Other Wood Types
In addition to ask, maple, and birch there are some other less common types of wood bats such as hickory and bamboo. Hickory is a hardwood similar to maple in performance. Hickory bats normally have a heavier swing weight which can be difficult to control for younger players. Bamboo is known for its excellent strength and lightweight feel. However, some leagues have specific rules regarding the use of bamboo bats, so players should be aware of any restrictions in their particular baseball organization.
Player's Age, Height, and Weight
Choosing the right size wood bat is the same process as choosing the right metal bat. Oftentimes the player will swing the same size in both wood and metal. For more information on how to select the right size wood bat, consult our Baseball Bat Size Guide.
League and Regulations
Most leagues do not have any regulations on wood bats. However, in some high school leagues, if you use a wooden composite bat, it needs to be BBCOR-certified. Consult your league's rules to learn their regulations on wood bats. Additionally, some leagues have specific rules regarding the use of bamboo bats, so players should be aware of any restrictions in their particular baseball organization.
Personal Preference and Hitting Style

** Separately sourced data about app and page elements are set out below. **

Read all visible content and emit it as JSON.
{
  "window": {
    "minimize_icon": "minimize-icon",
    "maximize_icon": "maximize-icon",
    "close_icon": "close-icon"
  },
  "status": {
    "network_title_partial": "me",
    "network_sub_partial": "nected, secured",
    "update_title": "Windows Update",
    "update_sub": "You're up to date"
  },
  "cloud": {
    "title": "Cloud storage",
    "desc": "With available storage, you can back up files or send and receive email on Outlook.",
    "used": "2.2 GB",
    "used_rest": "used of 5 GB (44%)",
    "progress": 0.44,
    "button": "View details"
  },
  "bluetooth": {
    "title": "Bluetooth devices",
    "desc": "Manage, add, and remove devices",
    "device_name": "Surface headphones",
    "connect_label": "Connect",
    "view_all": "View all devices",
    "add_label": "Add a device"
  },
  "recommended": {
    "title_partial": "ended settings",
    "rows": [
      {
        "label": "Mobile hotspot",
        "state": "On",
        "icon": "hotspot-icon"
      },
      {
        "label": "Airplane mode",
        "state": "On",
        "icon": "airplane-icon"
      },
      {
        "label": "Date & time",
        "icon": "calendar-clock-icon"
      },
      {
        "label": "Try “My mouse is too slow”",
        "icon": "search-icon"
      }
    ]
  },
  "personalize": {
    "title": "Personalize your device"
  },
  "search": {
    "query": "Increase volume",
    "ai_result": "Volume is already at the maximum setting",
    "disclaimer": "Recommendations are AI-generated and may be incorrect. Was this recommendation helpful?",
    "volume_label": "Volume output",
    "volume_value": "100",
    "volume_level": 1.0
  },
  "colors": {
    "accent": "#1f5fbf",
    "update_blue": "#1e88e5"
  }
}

Wood bats offer the user a variety of different characteristics compared to metal bats. Their features are customizable to the user's preferences, so be sure to find one that best matches your style. You can choose between an end-loaded feel or a balanced feel. You can pick the style of knob along with the materials and grip. Explore all the options and find the one that is the right fit for you.
Budget and Durability
Woods bats are normally less expensive than their metal bat counterparts. However, they are not as durable. It is common for wood bats to break when contact is made away from the center of the barrel. It is common to break a wooden bat during contact on the end of the bat or off the handle where the wood is thinner and weaker. Therefore, it is common for many players to use wood bats during practice to keep the wear off of their metal bat. Using wood bats during tee work and soft toss reduces the amount of wear on a player’s metal bat, preserving the pop for games.
What type of wood do MLB players use?
The most common type of wood used in the MLB is maple. Many players like this type of wood for its durability and exceptional performance.
Do wood bats lose their pop?
No, wood bats do not lose their pop. Birch bats gain pop the more you use them. With repeated use, the wood compresses together and becomes harder and denser, increasing the pop. That is why it is important to use a birch bat in practice before you use it in a game.
What brand of wood bats do the pros use?
The pros use all brands of wood bats. Fortunately, many manufacturers offer the same model bats that they custom make for professional players to the public. These bats are the result of collaboration between players and manufacturers so you can feel confident that your bat is the right tool for the job.
Wood bats can offer a great alternative to metal bats and have some great benefits in terms of training and skill progression. They offer increased feedback which allows the player to focus on mechanics and hand-eye coordination. They also represent a way to decrease the amount of swings you take with your expensive metal bat. These expensive metal bats lose their pop the more you use them, so using a less expensive wood bat during training can be a wise investment.
Explore our collection of the best wooden baseball bats you can find online. Learn more about baseball bats by reading our complete guide to the different types of baseball bats and find out what bat size is perfect for you with our baseball bat size chart.